Exercise aim:
When you find the word "Filter" in a line of the entries, please copy the whole line.

Source records:

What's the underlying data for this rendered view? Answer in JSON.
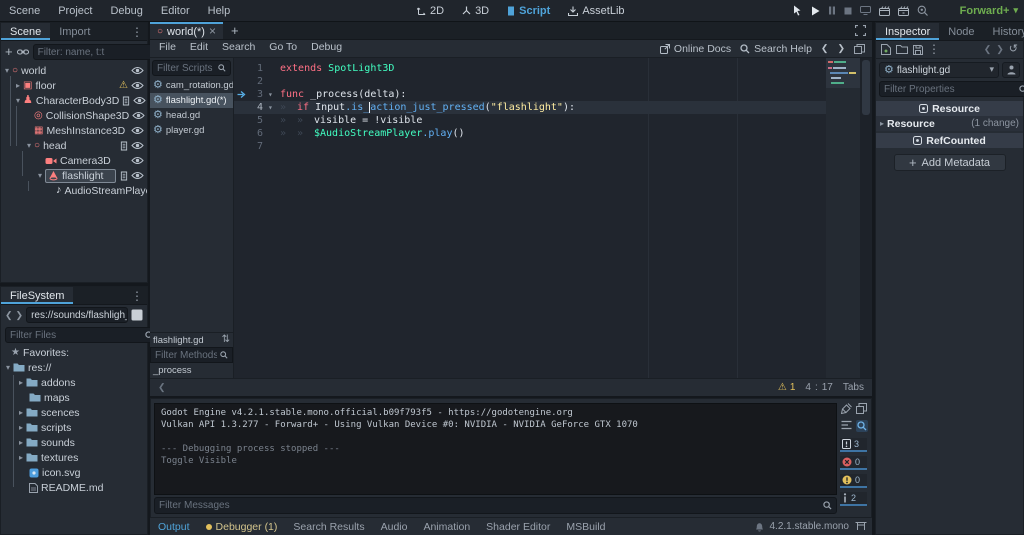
{
  "topbar": {
    "menus": [
      "Scene",
      "Project",
      "Debug",
      "Editor",
      "Help"
    ],
    "workspace_2d": "2D",
    "workspace_3d": "3D",
    "workspace_script": "Script",
    "workspace_assetlib": "AssetLib",
    "renderer": "Forward+"
  },
  "scene_dock": {
    "tab_scene": "Scene",
    "tab_import": "Import",
    "filter_placeholder": "Filter: name, t:t",
    "nodes": {
      "world": "world",
      "floor": "floor",
      "character_body": "CharacterBody3D",
      "collision_shape": "CollisionShape3D",
      "mesh_instance": "MeshInstance3D",
      "head": "head",
      "camera": "Camera3D",
      "flashlight": "flashlight",
      "audio_stream_player": "AudioStreamPlayer"
    }
  },
  "filesystem": {
    "tab": "FileSystem",
    "path": "res://sounds/flashligh_butt",
    "filter_placeholder": "Filter Files",
    "favorites": "Favorites:",
    "root": "res://",
    "folders": {
      "addons": "addons",
      "maps": "maps",
      "scences": "scences",
      "scripts": "scripts",
      "sounds": "sounds",
      "textures": "textures"
    },
    "files": {
      "icon": "icon.svg",
      "readme": "README.md"
    }
  },
  "script_editor": {
    "scene_tab": "world(*)",
    "menus": [
      "File",
      "Edit",
      "Search",
      "Go To",
      "Debug"
    ],
    "online_docs": "Online Docs",
    "search_help": "Search Help",
    "filter_scripts": "Filter Scripts",
    "scripts": [
      "cam_rotation.gd",
      "flashlight.gd(*)",
      "head.gd",
      "player.gd"
    ],
    "current_script": "flashlight.gd",
    "filter_methods": "Filter Methods",
    "method": "_process",
    "code": {
      "ln": [
        "1",
        "2",
        "3",
        "4",
        "5",
        "6",
        "7"
      ],
      "l1_kw": "extends",
      "l1_type": " SpotLight3D",
      "l3_kw": "func",
      "l3_rest": " _process(delta):",
      "l4_kw": "if",
      "l4_sp": " ",
      "l4_obj": "Input",
      "l4_m1": ".is_",
      "l4_m2": "action_just_pressed",
      "l4_p": "(",
      "l4_str": "\"flashlight\"",
      "l4_e": "):",
      "l5": "visible = !visible",
      "l6_node": "$AudioStreamPlayer",
      "l6_fn": ".play",
      "l6_e": "()"
    },
    "status": {
      "warnings": "1",
      "line": "4",
      "colon": ":",
      "col": "17",
      "indent": "Tabs"
    }
  },
  "output": {
    "lines": [
      "Godot Engine v4.2.1.stable.mono.official.b09f793f5 - https://godotengine.org",
      "Vulkan API 1.3.277 - Forward+ - Using Vulkan Device #0: NVIDIA - NVIDIA GeForce GTX 1070",
      "--- Debugging process stopped ---",
      "Toggle Visible"
    ],
    "filter_placeholder": "Filter Messages",
    "badge_msgs": "3",
    "badge_errors": "0",
    "badge_warnings": "0",
    "badge_info": "2",
    "tabs": [
      "Output",
      "Debugger (1)",
      "Search Results",
      "Audio",
      "Animation",
      "Shader Editor",
      "MSBuild"
    ],
    "version": "4.2.1.stable.mono"
  },
  "inspector": {
    "tab_inspector": "Inspector",
    "tab_node": "Node",
    "tab_history": "History",
    "script_name": "flashlight.gd",
    "filter_placeholder": "Filter Properties",
    "section_resource": "Resource",
    "resource_row": "Resource",
    "change_note": "(1 change)",
    "section_refcounted": "RefCounted",
    "add_metadata": "Add Metadata"
  },
  "colors": {
    "accent": "#4fa3d9",
    "node_red": "#fc7f7f",
    "warning": "#e2c05c",
    "renderer_green": "#6fae50"
  }
}
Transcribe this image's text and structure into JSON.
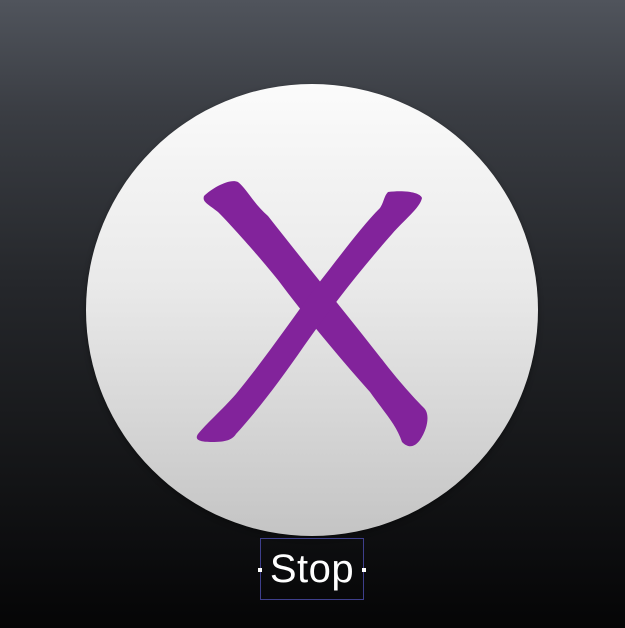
{
  "button": {
    "label": "Stop",
    "icon": "close-x-icon"
  },
  "colors": {
    "accent": "#82239b",
    "circle_top": "#fbfbfb",
    "circle_bottom": "#c4c4c4",
    "background_top": "#50545c",
    "background_bottom": "#050506",
    "selection_outline": "#3e3f8c",
    "label_text": "#ffffff"
  }
}
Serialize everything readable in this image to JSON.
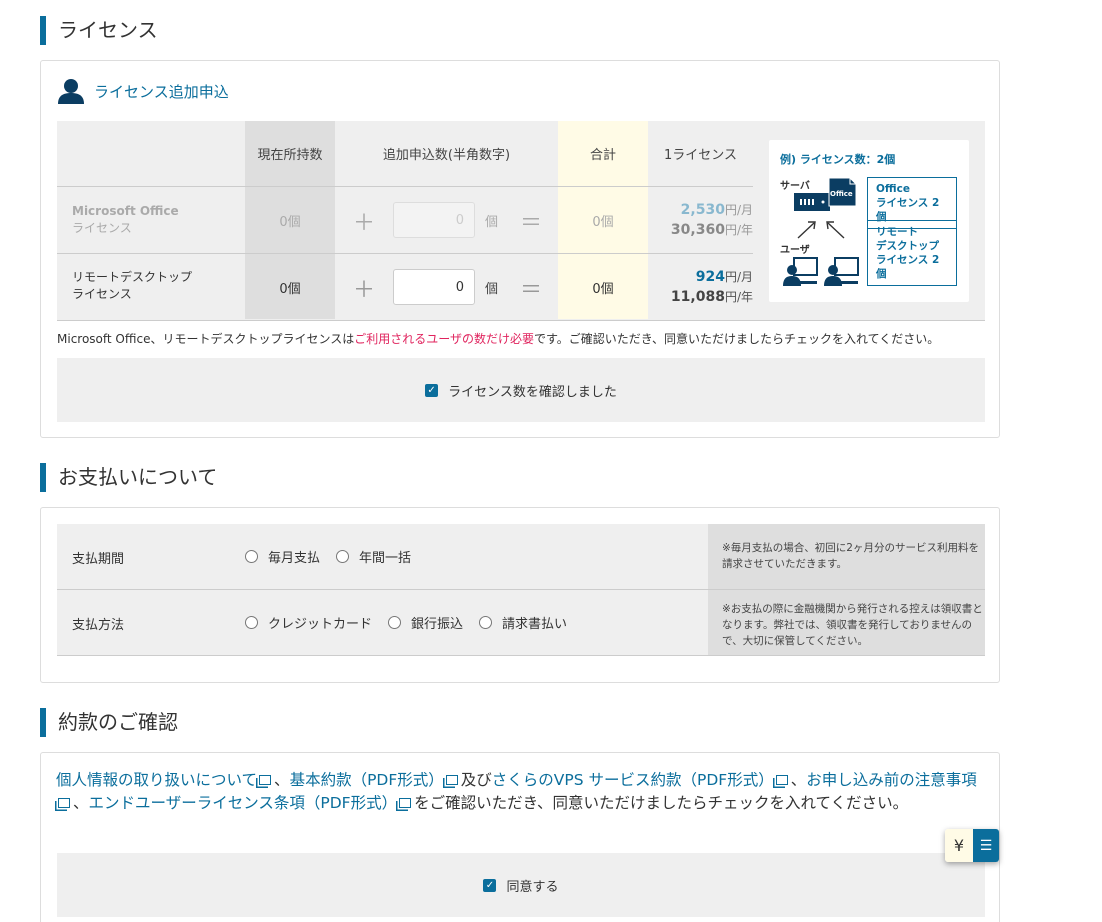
{
  "license": {
    "heading": "ライセンス",
    "subtitle": "ライセンス追加申込",
    "columns": [
      "現在所持数",
      "追加申込数(半角数字)",
      "合計",
      "1ライセンス"
    ],
    "rows": [
      {
        "name1": "Microsoft Office",
        "name2": "ライセンス",
        "current": "0個",
        "qty": "0",
        "unit": "個",
        "total": "0個",
        "price_month": "2,530",
        "month_unit": "円/月",
        "price_year": "30,360",
        "year_unit": "円/年",
        "disabled": true
      },
      {
        "name1": "リモートデスクトップ",
        "name2": "ライセンス",
        "current": "0個",
        "qty": "0",
        "unit": "個",
        "total": "0個",
        "price_month": "924",
        "month_unit": "円/月",
        "price_year": "11,088",
        "year_unit": "円/年",
        "disabled": false
      }
    ],
    "example": {
      "title": "例) ライセンス数：2個",
      "server_label": "サーバ",
      "user_label": "ユーザ",
      "office_chip": "Office",
      "box1_line1": "Office",
      "box1_line2": "ライセンス 2個",
      "box2_line1": "リモート",
      "box2_line2": "デスクトップ",
      "box2_line3": "ライセンス 2個"
    },
    "note_prefix": "Microsoft Office、リモートデスクトップライセンスは",
    "note_highlight": "ご利用されるユーザの数だけ必要",
    "note_suffix": "です。ご確認いただき、同意いただけましたらチェックを入れてください。",
    "confirm_label": "ライセンス数を確認しました",
    "plus": "＋",
    "equals": "＝"
  },
  "payment": {
    "heading": "お支払いについて",
    "period_label": "支払期間",
    "period_options": [
      "毎月支払",
      "年間一括"
    ],
    "period_note": "※毎月支払の場合、初回に2ヶ月分のサービス利用料を請求させていただきます。",
    "method_label": "支払方法",
    "method_options": [
      "クレジットカード",
      "銀行振込",
      "請求書払い"
    ],
    "method_note": "※お支払の際に金融機関から発行される控えは領収書となります。弊社では、領収書を発行しておりませんので、大切に保管してください。"
  },
  "terms": {
    "heading": "約款のご確認",
    "link1": "個人情報の取り扱いについて",
    "sep1": "、",
    "link2": "基本約款（PDF形式）",
    "sep2": "及び",
    "link3": "さくらのVPS サービス約款（PDF形式）",
    "sep3": "、",
    "link4": "お申し込み前の注意事項",
    "sep4": "、",
    "link5": "エンドユーザーライセンス条項（PDF形式）",
    "suffix": "をご確認いただき、同意いただけましたらチェックを入れてください。",
    "agree_label": "同意する"
  },
  "widget": {
    "yen": "¥",
    "list": "☰"
  }
}
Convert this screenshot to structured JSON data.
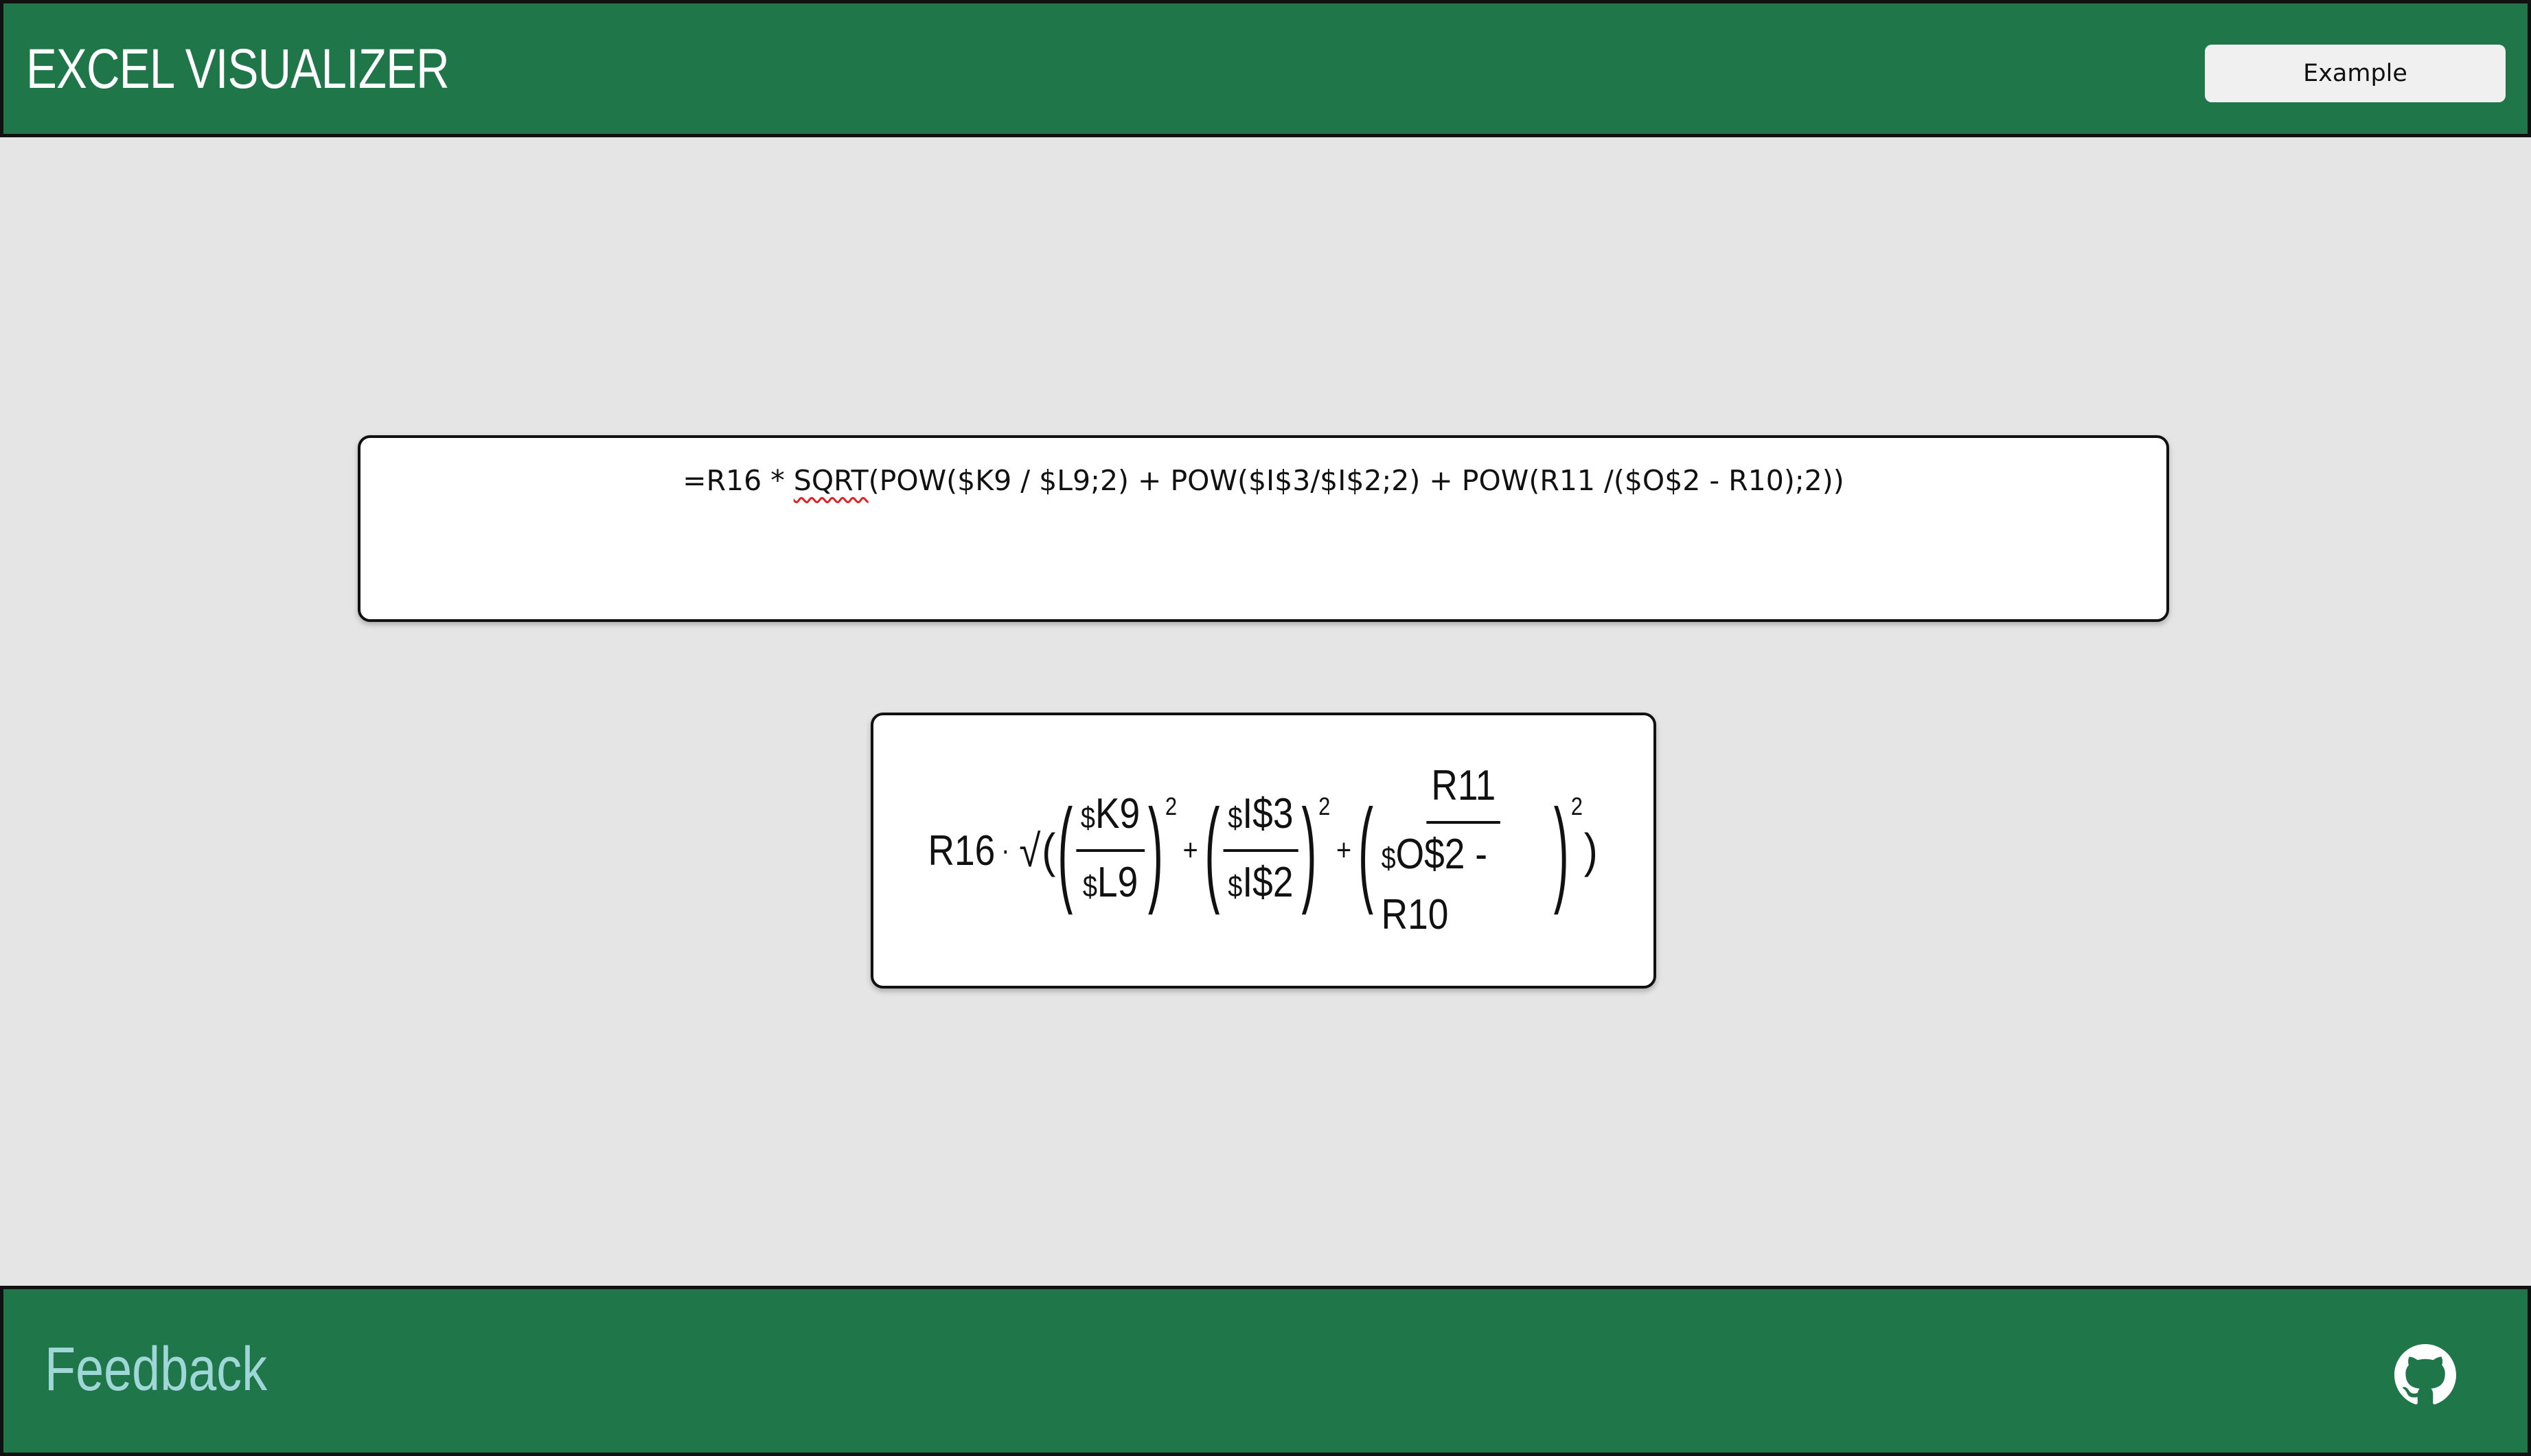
{
  "header": {
    "title": "EXCEL VISUALIZER",
    "example_label": "Example"
  },
  "input": {
    "formula": "=R16 * SQRT(POW($K9 / $L9;2) + POW($I$3/$I$2;2) + POW(R11 /($O$2 - R10);2))",
    "formula_before_spell": "=R16 * ",
    "formula_spell_word": "SQRT",
    "formula_after_spell": "(POW($K9 / $L9;2) + POW($I$3/$I$2;2) + POW(R11 /($O$2 - R10);2))"
  },
  "preview": {
    "lead": "R16",
    "dot": "·",
    "sqrt": "√",
    "open": "(",
    "close": ")",
    "terms": [
      {
        "num": "K9",
        "den": "L9",
        "exp": "2",
        "num_prefix": "$",
        "den_prefix": "$"
      },
      {
        "num": "I$3",
        "den": "I$2",
        "exp": "2",
        "num_prefix": "$",
        "den_prefix": "$"
      },
      {
        "num": "R11",
        "den": "O$2 - R10",
        "exp": "2",
        "num_prefix": "",
        "den_prefix": "$"
      }
    ],
    "plus": "+"
  },
  "footer": {
    "feedback_label": "Feedback",
    "github_icon": "github-icon"
  },
  "colors": {
    "primary": "#1e7649",
    "background": "#e5e5e5",
    "feedback": "#9fd6d8"
  }
}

Final answer:
    "filter_placeholder": "Filter: name, t:t",
    "filter_placeholder": "Filter Files",
    "filter_scripts": "Filter Scripts",
    "filter_methods": "Filter Methods",
    "filter_placeholder": "Filter Messages",
    "filter_placeholder": "Filter Properties",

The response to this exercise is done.